Just months after completing its £1.5 billion recapitalisation plan, the Co-operative Bank is seeking to raise an additional £400m following the discovery of another hole in its balance sheet. The extra money must be raised in order to ensure the bank meets its minimum capital requirement.
The revelation means the bank now expects to make a loss of £1.2 billion for 2013. Its full accounts will be released next month.
Niall Booker, the bank’s chief executive, said the new development was a result of an ongoing review unearthing a range of issues that the new executive team, which was bought in nine months ago, is having to address. This means that the starting capital position of the banks for the 4-5 year recovery period is weaker than in the plan announced last year.
“The proposed capital raise would enable us to reset this starting point and continue with the execution of our original business plan”, Booker added.
“The objectives of this plan remain unchanged and there are some early indications of progress. We have started to simplify the business, reduce costs and de-risk assets as we drive the change needed to return to our roots as a bank focussed on our retail and [small business] customers. However, there remain significant challenges ahead.”
Last year, private investors, including hedge funds, took a 70% share in the bank after it was left with a £1.5 billion capital shortfall. It was announced at the beginning of 2014 that the Co-op Bank would face two separate investigations into its near collapse.
Allegations that the bank’s former chairman Paul Flowers was connected with a drug supply investigation has further damaged the Co-op’s reputation.
The latest news will deal another blow to the bank’s ethical credentials, which have already been called into question. Peter Marks, a former CEO of the bank, has previously said the involvement of hedge funds means that the institution can no longer be “truly ethical”. However, the bank has argued that ethics are still in its constitution.
Charlotte Webster, campaign director at Move Your Money, commented, “The Co-operative Bank has suffered from serious mismanagement over the past few years, sadly, like many of Britain’s big banks, a result of putting short-term profit over long-term stability and good service.

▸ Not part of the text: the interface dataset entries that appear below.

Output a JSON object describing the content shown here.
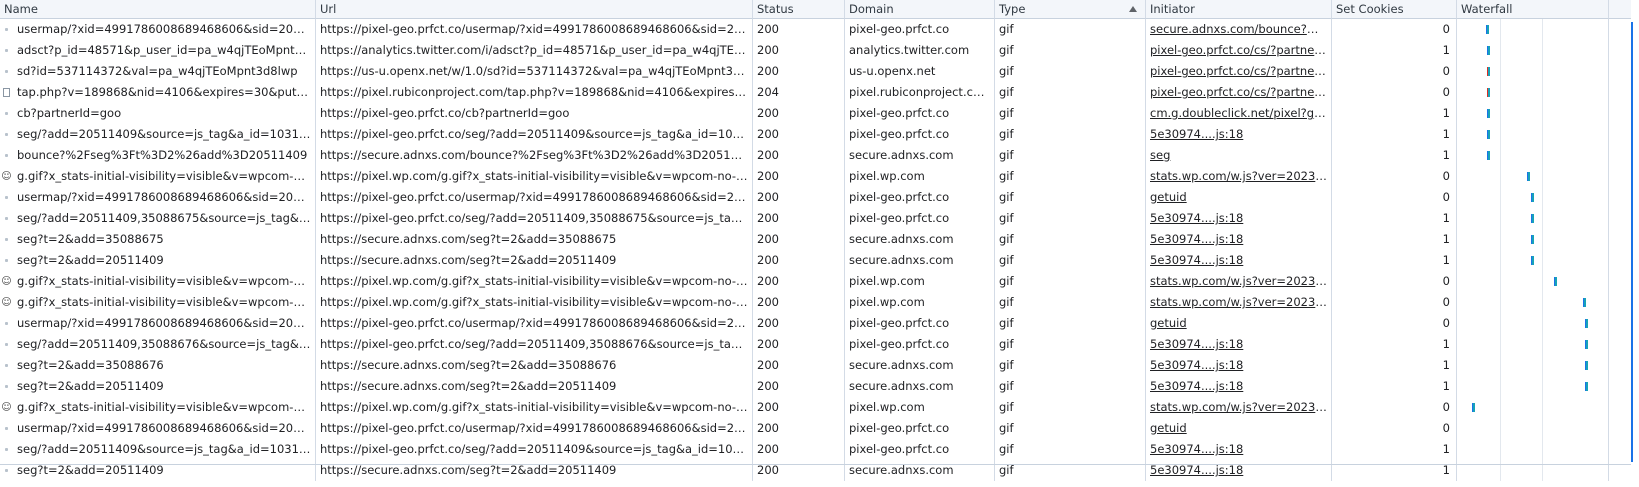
{
  "columns": {
    "name": "Name",
    "url": "Url",
    "status": "Status",
    "domain": "Domain",
    "type": "Type",
    "initiator": "Initiator",
    "set_cookies": "Set Cookies",
    "waterfall": "Waterfall"
  },
  "sort": {
    "column": "type",
    "direction": "ascending"
  },
  "colors": {
    "header_bg": "#f3f6fa",
    "grid_line": "#d3dbe6",
    "bar_wait": "#1a73e8",
    "bar_download": "#17a2b8",
    "bar_blocked": "#d93025"
  },
  "rows": [
    {
      "icon": "dot",
      "name": "usermap/?xid=4991786008689468606&sid=202311|6...",
      "url": "https://pixel-geo.prfct.co/usermap/?xid=4991786008689468606&sid=202311|...",
      "status": "200",
      "domain": "pixel-geo.prfct.co",
      "type": "gif",
      "initiator": "secure.adnxs.com/bounce?%2Fget...",
      "cookies": "0",
      "wf": 0.19
    },
    {
      "icon": "dot",
      "name": "adsct?p_id=48571&p_user_id=pa_w4qjTEoMpnt3d8lwp",
      "url": "https://analytics.twitter.com/i/adsct?p_id=48571&p_user_id=pa_w4qjTEoMpnt...",
      "status": "200",
      "domain": "analytics.twitter.com",
      "type": "gif",
      "initiator": "pixel-geo.prfct.co/cs/?partnerId=t...",
      "cookies": "1",
      "wf": 0.2
    },
    {
      "icon": "dot",
      "name": "sd?id=537114372&val=pa_w4qjTEoMpnt3d8lwp",
      "url": "https://us-u.openx.net/w/1.0/sd?id=537114372&val=pa_w4qjTEoMpnt3d8lwp",
      "status": "200",
      "domain": "us-u.openx.net",
      "type": "gif",
      "initiator": "pixel-geo.prfct.co/cs/?partnerId=o...",
      "cookies": "0",
      "wf": 0.2,
      "multi": true
    },
    {
      "icon": "page",
      "name": "tap.php?v=189868&nid=4106&expires=30&put=pa_...",
      "url": "https://pixel.rubiconproject.com/tap.php?v=189868&nid=4106&expires=30&p...",
      "status": "204",
      "domain": "pixel.rubiconproject.com",
      "type": "gif",
      "initiator": "pixel-geo.prfct.co/cs/?partnerId=r...",
      "cookies": "0",
      "wf": 0.2,
      "multi": true
    },
    {
      "icon": "dot",
      "name": "cb?partnerId=goo",
      "url": "https://pixel-geo.prfct.co/cb?partnerId=goo",
      "status": "200",
      "domain": "pixel-geo.prfct.co",
      "type": "gif",
      "initiator": "cm.g.doubleclick.net/pixel?google...",
      "cookies": "1",
      "wf": 0.2
    },
    {
      "icon": "dot",
      "name": "seg/?add=20511409&source=js_tag&a_id=103156",
      "url": "https://pixel-geo.prfct.co/seg/?add=20511409&source=js_tag&a_id=103156",
      "status": "200",
      "domain": "pixel-geo.prfct.co",
      "type": "gif",
      "initiator": "5e30974....js:18",
      "cookies": "1",
      "wf": 0.2
    },
    {
      "icon": "dot",
      "name": "bounce?%2Fseg%3Ft%3D2%26add%3D20511409",
      "url": "https://secure.adnxs.com/bounce?%2Fseg%3Ft%3D2%26add%3D20511409",
      "status": "200",
      "domain": "secure.adnxs.com",
      "type": "gif",
      "initiator": "seg",
      "cookies": "1",
      "wf": 0.2
    },
    {
      "icon": "face",
      "name": "g.gif?x_stats-initial-visibility=visible&v=wpcom-no-pv...",
      "url": "https://pixel.wp.com/g.gif?x_stats-initial-visibility=visible&v=wpcom-no-pv&ra...",
      "status": "200",
      "domain": "pixel.wp.com",
      "type": "gif",
      "initiator": "stats.wp.com/w.js?ver=202345:1",
      "cookies": "0",
      "wf": 0.46
    },
    {
      "icon": "dot",
      "name": "usermap/?xid=4991786008689468606&sid=202311|6...",
      "url": "https://pixel-geo.prfct.co/usermap/?xid=4991786008689468606&sid=202311|...",
      "status": "200",
      "domain": "pixel-geo.prfct.co",
      "type": "gif",
      "initiator": "getuid",
      "cookies": "0",
      "wf": 0.49
    },
    {
      "icon": "dot",
      "name": "seg/?add=20511409,35088675&source=js_tag&a_id=...",
      "url": "https://pixel-geo.prfct.co/seg/?add=20511409,35088675&source=js_tag&a_id...",
      "status": "200",
      "domain": "pixel-geo.prfct.co",
      "type": "gif",
      "initiator": "5e30974....js:18",
      "cookies": "1",
      "wf": 0.49
    },
    {
      "icon": "dot",
      "name": "seg?t=2&add=35088675",
      "url": "https://secure.adnxs.com/seg?t=2&add=35088675",
      "status": "200",
      "domain": "secure.adnxs.com",
      "type": "gif",
      "initiator": "5e30974....js:18",
      "cookies": "1",
      "wf": 0.49
    },
    {
      "icon": "dot",
      "name": "seg?t=2&add=20511409",
      "url": "https://secure.adnxs.com/seg?t=2&add=20511409",
      "status": "200",
      "domain": "secure.adnxs.com",
      "type": "gif",
      "initiator": "5e30974....js:18",
      "cookies": "1",
      "wf": 0.49
    },
    {
      "icon": "face",
      "name": "g.gif?x_stats-initial-visibility=visible&v=wpcom-no-pv...",
      "url": "https://pixel.wp.com/g.gif?x_stats-initial-visibility=visible&v=wpcom-no-pv&ra...",
      "status": "200",
      "domain": "pixel.wp.com",
      "type": "gif",
      "initiator": "stats.wp.com/w.js?ver=202345:1",
      "cookies": "0",
      "wf": 0.64
    },
    {
      "icon": "face",
      "name": "g.gif?x_stats-initial-visibility=visible&v=wpcom-no-pv...",
      "url": "https://pixel.wp.com/g.gif?x_stats-initial-visibility=visible&v=wpcom-no-pv&ra...",
      "status": "200",
      "domain": "pixel.wp.com",
      "type": "gif",
      "initiator": "stats.wp.com/w.js?ver=202345:1",
      "cookies": "0",
      "wf": 0.83
    },
    {
      "icon": "dot",
      "name": "usermap/?xid=4991786008689468606&sid=202311|6...",
      "url": "https://pixel-geo.prfct.co/usermap/?xid=4991786008689468606&sid=202311|...",
      "status": "200",
      "domain": "pixel-geo.prfct.co",
      "type": "gif",
      "initiator": "getuid",
      "cookies": "0",
      "wf": 0.84
    },
    {
      "icon": "dot",
      "name": "seg/?add=20511409,35088676&source=js_tag&a_id=...",
      "url": "https://pixel-geo.prfct.co/seg/?add=20511409,35088676&source=js_tag&a_id...",
      "status": "200",
      "domain": "pixel-geo.prfct.co",
      "type": "gif",
      "initiator": "5e30974....js:18",
      "cookies": "1",
      "wf": 0.84
    },
    {
      "icon": "dot",
      "name": "seg?t=2&add=35088676",
      "url": "https://secure.adnxs.com/seg?t=2&add=35088676",
      "status": "200",
      "domain": "secure.adnxs.com",
      "type": "gif",
      "initiator": "5e30974....js:18",
      "cookies": "1",
      "wf": 0.84
    },
    {
      "icon": "dot",
      "name": "seg?t=2&add=20511409",
      "url": "https://secure.adnxs.com/seg?t=2&add=20511409",
      "status": "200",
      "domain": "secure.adnxs.com",
      "type": "gif",
      "initiator": "5e30974....js:18",
      "cookies": "1",
      "wf": 0.84
    },
    {
      "icon": "face",
      "name": "g.gif?x_stats-initial-visibility=visible&v=wpcom-no-pv...",
      "url": "https://pixel.wp.com/g.gif?x_stats-initial-visibility=visible&v=wpcom-no-pv&ra...",
      "status": "200",
      "domain": "pixel.wp.com",
      "type": "gif",
      "initiator": "stats.wp.com/w.js?ver=202345:1",
      "cookies": "0",
      "wf": 0.1
    },
    {
      "icon": "dot",
      "name": "usermap/?xid=4991786008689468606&sid=202311|6...",
      "url": "https://pixel-geo.prfct.co/usermap/?xid=4991786008689468606&sid=202311|...",
      "status": "200",
      "domain": "pixel-geo.prfct.co",
      "type": "gif",
      "initiator": "getuid",
      "cookies": "0",
      "wf": null
    },
    {
      "icon": "dot",
      "name": "seg/?add=20511409&source=js_tag&a_id=103156",
      "url": "https://pixel-geo.prfct.co/seg/?add=20511409&source=js_tag&a_id=103156",
      "status": "200",
      "domain": "pixel-geo.prfct.co",
      "type": "gif",
      "initiator": "5e30974....js:18",
      "cookies": "1",
      "wf": null
    },
    {
      "icon": "dot",
      "name": "seg?t=2&add=20511409",
      "url": "https://secure.adnxs.com/seg?t=2&add=20511409",
      "status": "200",
      "domain": "secure.adnxs.com",
      "type": "gif",
      "initiator": "5e30974....js:18",
      "cookies": "1",
      "wf": null
    }
  ]
}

“This has come back to bite them. But there is a huge demand for good banking here in the UK and now that people are aware of other options, millions across the UK are now switching to banks more reflective of their own values.”